Yesterday, I was driving down a rural road in Norway listening to a podcast while heading to an appointment. It was mid morning so there was very little traffic. I was driving down this straight stretch when I happened to notice a group of trees all in a row. One, and only one of those trees, had a significant number of birds nests in it. I'm sure I must have seen a similar sight somewhere at some other time, but yesterday I noticed it.
It struck me enough to stop and take a picture of it. I've been pondering on it ever since. What happens when I ponder, you might ask? I write to figure out why I'm pondering. So here I am :-)
I love my husband dearly, and I love living life here in Norway with him. However, I do feel isolated at times. I don't mean lonely. I mean isolated.
He travels quite a lot, so I'm here on my own for long stretches, usually pretty frequently. I'm not complaining. I actually enjoy spending time on my own as much as I like spending time with him, and others. I am never bored. In fact, quite the opposite. I get to explore more of myself and my own personal interests when I'm alone, and I believe that's a good thing.

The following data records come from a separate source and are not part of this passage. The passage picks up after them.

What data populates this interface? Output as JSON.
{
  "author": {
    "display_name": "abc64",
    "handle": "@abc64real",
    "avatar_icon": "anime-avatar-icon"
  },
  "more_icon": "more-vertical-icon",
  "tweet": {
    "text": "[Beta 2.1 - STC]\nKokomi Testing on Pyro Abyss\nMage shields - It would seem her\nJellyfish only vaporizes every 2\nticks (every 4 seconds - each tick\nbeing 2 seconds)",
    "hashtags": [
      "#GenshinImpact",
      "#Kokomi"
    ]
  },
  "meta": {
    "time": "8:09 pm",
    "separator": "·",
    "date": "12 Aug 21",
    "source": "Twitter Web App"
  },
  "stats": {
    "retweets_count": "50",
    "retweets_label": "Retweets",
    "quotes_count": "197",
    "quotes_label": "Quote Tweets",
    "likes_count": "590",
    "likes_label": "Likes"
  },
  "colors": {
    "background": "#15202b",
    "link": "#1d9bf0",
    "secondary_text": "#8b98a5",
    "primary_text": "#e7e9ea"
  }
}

Here in Norway it feels like I've made my nest close to others, but perhaps in a different tree. I might be in close proximity to others, but I'm not close to them.
Part of the reason for this is definitely the language barrier. I have tried my best with Norwegian, but it's not going well. Language learning is very difficult for me, and even though it's not an excuse, trying to learn my first language at this age is tougher than if I were younger. I'm no good at it, and I've accepted that.
Language is just part of the picture though. Society is different here than where I come from. Friends don't just pop around; spontaneous meet ups don't happen with a phone call; gatherings and events are for the most part couple focused; etc. People are generally more private and keep to themselves. It is a very family oriented society - which is admirable in my opinion. Generally speaking, families do more things together here, and more often than in most societies. This is a good thing.
I like life in Norway. I am not putting it down, nor am I feeling homesick for Newfoundland. What I do miss is the feeling of fitting in or belonging.
These days, I'm digging deeper into a lot of concepts. I'm exploring the meaning of a lot of things and how they apply to my life while I am writing my first book. In this regard, I cherish my isolation because it gives me the space to complete this important project for my own life. I'm eternally grateful for that. On the days I'm not teaching, and especially when my husband is not here, I can write for hours undistracted. Having the freedom and time to do this has truly been a gift that I do not take for granted.
In saying all this, I am acknowledging a truth about myself - a truth that is in contradiction with itself, a dichotomy of sorts. I have both a desire for isolation, and a need to eliminate it.
In the end, I suppose it comes back to balance. There are times when I need to be alone, and there are times when I need my flock.
You are part of my flock. Having a connection with you, albeit electronic for the most part, gives me a sense of belonging - so thank you for being here.
I guess what they say is true: Birds of a feather really do flock together. It's part of our nature to do so, and to want to do so. I'm glad you're in my virtual tree :-)
Thank you for reading. I'd love to hear your spin/experience/thoughts on belonging. Feel free to pop me an email at firstname.lastname@example.org. I'd appreciate hearing from you.